+++ Source data +++

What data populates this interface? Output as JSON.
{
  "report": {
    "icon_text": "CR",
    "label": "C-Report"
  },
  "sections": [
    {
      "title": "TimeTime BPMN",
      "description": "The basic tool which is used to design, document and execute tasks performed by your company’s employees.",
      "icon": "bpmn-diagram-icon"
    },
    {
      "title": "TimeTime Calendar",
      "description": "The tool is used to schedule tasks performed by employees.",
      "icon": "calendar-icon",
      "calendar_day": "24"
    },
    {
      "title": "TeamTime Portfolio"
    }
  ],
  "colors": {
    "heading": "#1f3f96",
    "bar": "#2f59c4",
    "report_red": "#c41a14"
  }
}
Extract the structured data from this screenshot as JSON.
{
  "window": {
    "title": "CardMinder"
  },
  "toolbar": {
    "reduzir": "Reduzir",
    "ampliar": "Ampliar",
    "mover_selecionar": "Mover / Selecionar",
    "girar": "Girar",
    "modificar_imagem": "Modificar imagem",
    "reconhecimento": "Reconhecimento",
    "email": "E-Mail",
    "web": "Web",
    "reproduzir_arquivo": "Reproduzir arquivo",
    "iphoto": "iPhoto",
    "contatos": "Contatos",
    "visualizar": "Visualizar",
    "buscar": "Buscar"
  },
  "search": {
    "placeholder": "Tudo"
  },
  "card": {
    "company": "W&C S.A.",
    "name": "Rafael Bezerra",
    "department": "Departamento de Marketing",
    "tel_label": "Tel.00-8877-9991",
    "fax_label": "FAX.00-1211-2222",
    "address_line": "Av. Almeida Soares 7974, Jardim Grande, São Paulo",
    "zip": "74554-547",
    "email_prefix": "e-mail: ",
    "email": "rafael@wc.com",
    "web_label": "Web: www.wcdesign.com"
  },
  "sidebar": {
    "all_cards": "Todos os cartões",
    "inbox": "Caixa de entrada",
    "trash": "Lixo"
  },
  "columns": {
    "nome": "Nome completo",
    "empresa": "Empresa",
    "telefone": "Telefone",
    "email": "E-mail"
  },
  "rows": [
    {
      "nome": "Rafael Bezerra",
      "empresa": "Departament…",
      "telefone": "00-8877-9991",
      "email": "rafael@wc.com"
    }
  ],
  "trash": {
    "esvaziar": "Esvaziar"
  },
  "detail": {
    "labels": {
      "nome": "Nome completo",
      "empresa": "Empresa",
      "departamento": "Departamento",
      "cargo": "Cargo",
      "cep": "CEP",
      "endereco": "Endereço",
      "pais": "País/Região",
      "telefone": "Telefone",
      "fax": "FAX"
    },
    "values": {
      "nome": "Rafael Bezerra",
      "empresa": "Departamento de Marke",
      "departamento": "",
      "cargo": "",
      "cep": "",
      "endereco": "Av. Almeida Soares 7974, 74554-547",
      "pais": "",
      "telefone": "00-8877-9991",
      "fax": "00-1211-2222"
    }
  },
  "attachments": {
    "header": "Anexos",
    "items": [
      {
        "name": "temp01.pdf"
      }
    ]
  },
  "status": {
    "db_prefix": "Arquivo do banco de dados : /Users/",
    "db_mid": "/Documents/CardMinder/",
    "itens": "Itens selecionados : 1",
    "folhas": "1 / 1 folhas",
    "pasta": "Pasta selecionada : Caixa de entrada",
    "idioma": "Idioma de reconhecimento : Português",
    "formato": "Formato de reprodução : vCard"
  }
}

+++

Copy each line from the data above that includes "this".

■ Answer box:
What data populates this interface? Output as JSON.
Extract the structured data from this screenshot as JSON.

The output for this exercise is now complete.